The secret, informs Kissinger, is in the Chinese board game ¨Go,¨ also called ¨weiqi¨ in Chinese and ¨igo¨ in Japanese, a game with more than 2,600 years of history. The game is of a devilish complexity which consists of 180 identical tokens that move along 361 squares (details here). Of course, there is also an online version.
The West’s strategic thinking, says Kissinger, is dominated by chess, where the goal is to obtain control of the center of the chess board and from there attack with all might the opponent’s King
The ambassadors were very polite. In an appeal issued one year after the Bosnian elections, they called on the leaders of the six main parties to “fulfill their democratic obligation to the citizens of Bosnia and Herzegovina” and finally create a government. The Peace Implementation Council (PIC) of 55 states and institutions which have an interest in peace in Bosnia authorises the ambassadors of its member states in Bosnia to issue such declarations – and thanks to that someone in Sarajevo noted the anniversary. Apart from the ambassadors, only a group of activists, having set up their own government on the pavement in front of the government office, attempted in vain to get inside. The reminder of Bosnian public opinion reacted to the continued lack of government with a collective shrug.

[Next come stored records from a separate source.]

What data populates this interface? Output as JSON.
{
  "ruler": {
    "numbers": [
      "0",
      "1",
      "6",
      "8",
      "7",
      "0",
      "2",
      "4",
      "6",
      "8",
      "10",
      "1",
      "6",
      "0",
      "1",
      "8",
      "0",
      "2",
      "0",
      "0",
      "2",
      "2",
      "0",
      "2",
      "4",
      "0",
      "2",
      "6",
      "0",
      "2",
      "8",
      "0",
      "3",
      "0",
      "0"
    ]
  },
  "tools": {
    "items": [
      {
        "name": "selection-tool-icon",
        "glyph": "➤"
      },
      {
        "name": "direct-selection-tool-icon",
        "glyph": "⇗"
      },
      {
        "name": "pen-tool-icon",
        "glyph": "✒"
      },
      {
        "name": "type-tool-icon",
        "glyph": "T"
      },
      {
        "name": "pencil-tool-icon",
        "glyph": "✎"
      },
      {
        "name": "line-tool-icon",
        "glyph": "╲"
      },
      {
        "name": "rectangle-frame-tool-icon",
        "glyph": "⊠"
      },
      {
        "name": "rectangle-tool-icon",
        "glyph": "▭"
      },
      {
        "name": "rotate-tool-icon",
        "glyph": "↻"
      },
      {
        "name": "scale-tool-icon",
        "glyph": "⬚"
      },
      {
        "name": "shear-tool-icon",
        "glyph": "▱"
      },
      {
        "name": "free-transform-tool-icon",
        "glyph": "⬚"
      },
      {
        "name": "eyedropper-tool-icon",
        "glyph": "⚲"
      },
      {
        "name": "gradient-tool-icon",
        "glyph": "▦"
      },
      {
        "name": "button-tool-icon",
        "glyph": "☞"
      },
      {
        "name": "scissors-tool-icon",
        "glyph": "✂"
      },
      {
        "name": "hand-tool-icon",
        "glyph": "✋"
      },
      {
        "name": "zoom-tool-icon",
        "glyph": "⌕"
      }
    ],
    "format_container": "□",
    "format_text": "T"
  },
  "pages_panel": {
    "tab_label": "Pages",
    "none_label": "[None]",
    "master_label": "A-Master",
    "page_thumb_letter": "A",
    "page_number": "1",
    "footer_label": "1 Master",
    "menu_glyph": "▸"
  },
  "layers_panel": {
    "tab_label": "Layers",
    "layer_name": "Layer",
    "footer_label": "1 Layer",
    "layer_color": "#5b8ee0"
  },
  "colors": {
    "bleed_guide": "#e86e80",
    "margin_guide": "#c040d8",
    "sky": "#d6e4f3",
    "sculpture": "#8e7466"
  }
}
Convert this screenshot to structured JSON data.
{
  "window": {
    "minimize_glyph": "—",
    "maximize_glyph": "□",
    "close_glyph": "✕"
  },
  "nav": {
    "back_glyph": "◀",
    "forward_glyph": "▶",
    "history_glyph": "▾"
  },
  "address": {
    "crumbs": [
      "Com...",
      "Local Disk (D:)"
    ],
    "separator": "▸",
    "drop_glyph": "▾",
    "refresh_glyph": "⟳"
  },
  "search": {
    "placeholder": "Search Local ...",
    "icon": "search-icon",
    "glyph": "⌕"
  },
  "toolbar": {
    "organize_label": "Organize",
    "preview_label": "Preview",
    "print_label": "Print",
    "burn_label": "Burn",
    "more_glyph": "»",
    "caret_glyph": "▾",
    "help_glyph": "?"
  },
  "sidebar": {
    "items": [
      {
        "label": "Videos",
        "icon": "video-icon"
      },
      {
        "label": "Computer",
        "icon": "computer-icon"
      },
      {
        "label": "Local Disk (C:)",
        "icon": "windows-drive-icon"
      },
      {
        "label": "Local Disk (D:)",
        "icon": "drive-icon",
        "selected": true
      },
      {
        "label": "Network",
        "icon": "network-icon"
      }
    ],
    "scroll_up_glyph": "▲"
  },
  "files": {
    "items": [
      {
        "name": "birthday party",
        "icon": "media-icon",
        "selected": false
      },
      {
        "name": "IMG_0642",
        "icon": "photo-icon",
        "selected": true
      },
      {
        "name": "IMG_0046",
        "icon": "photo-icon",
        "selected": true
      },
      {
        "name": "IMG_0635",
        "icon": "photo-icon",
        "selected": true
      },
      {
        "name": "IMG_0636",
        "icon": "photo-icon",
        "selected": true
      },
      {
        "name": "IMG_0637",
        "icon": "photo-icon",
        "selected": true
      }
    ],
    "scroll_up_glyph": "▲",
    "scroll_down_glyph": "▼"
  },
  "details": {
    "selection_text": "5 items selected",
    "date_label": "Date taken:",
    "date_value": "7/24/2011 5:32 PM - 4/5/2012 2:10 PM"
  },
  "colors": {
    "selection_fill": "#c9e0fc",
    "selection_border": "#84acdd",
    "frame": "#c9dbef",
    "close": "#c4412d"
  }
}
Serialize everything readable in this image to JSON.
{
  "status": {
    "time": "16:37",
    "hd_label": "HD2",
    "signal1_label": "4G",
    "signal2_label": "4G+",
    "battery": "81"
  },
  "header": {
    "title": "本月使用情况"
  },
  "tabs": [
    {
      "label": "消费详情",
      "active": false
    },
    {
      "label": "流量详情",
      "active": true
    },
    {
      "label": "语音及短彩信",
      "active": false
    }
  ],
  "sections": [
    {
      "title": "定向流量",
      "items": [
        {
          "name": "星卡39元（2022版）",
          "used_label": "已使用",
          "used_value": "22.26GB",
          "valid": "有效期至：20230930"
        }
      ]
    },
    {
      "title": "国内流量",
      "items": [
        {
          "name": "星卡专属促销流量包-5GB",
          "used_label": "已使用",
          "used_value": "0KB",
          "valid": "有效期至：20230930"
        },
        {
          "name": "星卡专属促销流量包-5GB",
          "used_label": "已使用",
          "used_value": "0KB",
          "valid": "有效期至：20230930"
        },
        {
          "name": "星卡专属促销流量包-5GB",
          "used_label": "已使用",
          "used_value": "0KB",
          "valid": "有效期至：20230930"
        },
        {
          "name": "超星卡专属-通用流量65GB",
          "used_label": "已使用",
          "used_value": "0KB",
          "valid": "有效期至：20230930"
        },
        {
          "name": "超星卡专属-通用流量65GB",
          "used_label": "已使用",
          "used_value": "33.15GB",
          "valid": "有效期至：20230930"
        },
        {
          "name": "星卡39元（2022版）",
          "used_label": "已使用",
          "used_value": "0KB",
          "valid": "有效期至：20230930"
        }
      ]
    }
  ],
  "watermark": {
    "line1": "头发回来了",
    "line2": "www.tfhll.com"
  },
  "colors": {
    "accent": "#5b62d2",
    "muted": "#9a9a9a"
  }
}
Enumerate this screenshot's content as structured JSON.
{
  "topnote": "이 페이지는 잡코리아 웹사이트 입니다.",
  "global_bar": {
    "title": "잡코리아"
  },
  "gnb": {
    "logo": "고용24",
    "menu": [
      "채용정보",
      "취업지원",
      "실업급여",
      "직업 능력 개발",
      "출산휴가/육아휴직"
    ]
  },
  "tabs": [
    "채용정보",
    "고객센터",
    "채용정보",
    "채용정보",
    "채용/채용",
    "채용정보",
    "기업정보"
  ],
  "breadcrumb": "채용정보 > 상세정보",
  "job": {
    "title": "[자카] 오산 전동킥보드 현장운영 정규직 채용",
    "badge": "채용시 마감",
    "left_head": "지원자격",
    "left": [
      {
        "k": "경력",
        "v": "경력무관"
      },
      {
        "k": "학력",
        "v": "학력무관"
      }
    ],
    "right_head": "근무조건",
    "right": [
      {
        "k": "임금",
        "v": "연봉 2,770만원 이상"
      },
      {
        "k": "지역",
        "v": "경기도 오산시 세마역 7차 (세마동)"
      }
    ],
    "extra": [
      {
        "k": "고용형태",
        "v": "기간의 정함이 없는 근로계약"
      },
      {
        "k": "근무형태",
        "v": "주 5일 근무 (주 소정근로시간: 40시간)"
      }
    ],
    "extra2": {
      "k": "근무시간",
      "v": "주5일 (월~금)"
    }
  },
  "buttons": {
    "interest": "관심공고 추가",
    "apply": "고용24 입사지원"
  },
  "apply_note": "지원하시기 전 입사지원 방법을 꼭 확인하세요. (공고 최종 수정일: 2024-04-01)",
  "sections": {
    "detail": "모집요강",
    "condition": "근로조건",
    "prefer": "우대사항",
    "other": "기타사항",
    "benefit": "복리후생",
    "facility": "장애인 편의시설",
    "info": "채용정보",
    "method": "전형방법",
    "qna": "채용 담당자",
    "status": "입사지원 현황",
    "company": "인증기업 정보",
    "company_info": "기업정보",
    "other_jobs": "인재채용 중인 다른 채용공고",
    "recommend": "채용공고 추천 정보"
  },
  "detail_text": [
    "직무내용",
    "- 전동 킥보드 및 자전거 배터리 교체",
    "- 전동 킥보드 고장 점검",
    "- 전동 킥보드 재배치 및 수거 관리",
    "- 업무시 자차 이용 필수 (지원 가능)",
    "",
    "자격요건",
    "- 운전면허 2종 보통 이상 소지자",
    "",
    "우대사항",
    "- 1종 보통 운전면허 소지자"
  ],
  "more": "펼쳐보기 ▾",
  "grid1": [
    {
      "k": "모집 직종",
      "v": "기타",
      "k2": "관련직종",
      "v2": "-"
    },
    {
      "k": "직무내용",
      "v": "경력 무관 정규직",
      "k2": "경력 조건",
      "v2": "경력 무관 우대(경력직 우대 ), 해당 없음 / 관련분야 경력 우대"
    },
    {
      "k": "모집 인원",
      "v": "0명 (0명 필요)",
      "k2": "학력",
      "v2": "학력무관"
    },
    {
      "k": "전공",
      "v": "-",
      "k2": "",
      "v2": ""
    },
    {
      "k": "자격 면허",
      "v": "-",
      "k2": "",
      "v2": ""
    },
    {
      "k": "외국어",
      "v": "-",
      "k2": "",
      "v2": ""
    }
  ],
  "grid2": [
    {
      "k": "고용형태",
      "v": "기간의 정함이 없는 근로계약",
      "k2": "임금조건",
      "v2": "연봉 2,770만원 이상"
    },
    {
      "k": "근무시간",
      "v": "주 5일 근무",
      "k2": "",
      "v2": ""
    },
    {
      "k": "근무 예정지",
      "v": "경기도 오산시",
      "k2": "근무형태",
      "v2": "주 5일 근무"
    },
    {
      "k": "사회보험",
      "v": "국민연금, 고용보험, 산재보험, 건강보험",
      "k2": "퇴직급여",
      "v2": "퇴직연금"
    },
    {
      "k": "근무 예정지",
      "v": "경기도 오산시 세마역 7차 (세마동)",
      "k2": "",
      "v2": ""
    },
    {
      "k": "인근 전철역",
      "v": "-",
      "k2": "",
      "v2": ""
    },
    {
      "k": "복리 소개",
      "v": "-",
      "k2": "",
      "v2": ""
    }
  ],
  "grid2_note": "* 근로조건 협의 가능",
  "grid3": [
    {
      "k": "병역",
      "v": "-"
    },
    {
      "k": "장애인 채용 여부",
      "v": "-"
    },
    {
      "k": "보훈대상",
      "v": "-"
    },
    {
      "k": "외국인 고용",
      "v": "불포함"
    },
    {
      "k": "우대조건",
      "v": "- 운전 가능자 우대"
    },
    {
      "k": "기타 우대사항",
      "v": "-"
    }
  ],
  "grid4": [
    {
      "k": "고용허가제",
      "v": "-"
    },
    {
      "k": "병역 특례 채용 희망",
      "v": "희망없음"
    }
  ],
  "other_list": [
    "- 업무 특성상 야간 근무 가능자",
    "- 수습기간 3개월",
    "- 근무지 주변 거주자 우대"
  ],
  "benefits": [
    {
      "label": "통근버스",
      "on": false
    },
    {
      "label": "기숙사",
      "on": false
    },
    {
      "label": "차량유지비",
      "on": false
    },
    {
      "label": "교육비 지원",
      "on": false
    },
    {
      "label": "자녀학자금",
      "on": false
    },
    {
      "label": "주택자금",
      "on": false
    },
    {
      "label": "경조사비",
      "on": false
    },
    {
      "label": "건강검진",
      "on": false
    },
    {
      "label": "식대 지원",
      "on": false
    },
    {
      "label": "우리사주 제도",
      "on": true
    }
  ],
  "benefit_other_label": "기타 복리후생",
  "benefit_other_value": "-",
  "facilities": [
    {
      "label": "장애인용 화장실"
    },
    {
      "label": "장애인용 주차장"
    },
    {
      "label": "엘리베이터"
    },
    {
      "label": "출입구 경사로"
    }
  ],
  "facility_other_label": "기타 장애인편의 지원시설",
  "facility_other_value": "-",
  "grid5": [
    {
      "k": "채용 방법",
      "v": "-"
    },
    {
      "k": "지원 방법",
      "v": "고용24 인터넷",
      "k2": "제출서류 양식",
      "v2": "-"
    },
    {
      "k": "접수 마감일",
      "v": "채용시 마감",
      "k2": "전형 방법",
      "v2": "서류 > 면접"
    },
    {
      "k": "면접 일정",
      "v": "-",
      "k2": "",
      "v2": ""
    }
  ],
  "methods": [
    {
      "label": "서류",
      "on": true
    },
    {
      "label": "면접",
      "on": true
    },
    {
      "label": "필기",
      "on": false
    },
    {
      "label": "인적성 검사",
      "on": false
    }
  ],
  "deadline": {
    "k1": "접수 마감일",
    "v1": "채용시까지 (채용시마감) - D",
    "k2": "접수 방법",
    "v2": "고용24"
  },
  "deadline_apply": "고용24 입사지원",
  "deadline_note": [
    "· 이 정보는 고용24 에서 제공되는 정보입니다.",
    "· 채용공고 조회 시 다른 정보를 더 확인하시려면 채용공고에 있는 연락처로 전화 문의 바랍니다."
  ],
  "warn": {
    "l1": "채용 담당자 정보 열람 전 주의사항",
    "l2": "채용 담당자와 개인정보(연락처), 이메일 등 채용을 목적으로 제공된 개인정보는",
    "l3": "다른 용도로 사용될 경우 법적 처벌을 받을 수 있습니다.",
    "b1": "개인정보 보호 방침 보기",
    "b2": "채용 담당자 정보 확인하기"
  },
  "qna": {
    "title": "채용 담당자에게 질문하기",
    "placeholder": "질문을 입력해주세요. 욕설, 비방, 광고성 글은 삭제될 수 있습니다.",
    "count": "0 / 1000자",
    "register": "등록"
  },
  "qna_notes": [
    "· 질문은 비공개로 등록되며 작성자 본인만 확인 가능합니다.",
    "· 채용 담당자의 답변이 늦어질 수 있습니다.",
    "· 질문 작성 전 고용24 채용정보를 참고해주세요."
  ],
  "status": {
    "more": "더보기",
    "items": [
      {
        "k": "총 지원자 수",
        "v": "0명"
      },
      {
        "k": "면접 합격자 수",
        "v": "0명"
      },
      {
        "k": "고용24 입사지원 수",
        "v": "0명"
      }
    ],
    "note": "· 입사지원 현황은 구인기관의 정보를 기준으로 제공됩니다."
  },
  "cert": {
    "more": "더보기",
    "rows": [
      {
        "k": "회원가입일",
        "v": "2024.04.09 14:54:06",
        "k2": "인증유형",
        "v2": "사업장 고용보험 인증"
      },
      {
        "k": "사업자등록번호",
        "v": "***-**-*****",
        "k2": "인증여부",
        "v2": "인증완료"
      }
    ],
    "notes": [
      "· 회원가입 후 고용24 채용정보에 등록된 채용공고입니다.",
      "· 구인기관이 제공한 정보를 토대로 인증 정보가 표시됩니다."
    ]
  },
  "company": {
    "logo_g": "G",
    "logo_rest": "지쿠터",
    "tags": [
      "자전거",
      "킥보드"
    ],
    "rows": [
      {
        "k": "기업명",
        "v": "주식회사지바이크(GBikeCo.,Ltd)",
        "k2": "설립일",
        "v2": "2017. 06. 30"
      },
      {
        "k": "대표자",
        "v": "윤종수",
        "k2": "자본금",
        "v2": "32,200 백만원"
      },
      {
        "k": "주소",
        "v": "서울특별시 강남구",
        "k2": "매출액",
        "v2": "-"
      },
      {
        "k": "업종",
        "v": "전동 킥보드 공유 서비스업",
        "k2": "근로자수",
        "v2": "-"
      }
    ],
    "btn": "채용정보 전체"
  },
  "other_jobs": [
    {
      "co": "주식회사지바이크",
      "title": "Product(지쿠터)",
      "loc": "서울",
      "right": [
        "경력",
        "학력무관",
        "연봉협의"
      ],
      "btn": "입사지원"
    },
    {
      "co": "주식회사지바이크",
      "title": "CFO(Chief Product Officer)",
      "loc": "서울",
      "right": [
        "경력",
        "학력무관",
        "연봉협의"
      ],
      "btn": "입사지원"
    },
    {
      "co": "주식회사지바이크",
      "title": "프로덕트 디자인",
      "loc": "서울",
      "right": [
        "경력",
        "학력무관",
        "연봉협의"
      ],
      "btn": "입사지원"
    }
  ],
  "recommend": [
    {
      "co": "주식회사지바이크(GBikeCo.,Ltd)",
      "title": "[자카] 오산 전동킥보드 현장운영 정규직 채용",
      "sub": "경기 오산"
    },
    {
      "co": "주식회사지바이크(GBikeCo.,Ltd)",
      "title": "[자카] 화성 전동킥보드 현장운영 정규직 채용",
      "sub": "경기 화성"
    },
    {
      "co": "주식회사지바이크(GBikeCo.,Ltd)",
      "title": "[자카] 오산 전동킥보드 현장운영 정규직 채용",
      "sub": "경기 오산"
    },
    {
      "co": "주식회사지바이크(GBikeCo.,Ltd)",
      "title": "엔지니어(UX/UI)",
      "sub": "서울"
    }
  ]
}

On one hand one could almost envy the Bosnians: the activities of other European governments
What next for China's military-industrial complex?
A crisis “made in China”
What does the end of "managed democracy" mean for Europe?
A diplomatic strategy for the conflict in Syria
Europeans are losing faith in the EU
Europe can rescue the two-state solution
27 countries in search of a proper security strategy
How Europe can help Egypt
Understanding the influence of the Gulf States
A new era for EU-Georgia relations?
What next for Egypt, Tunisia and Libya?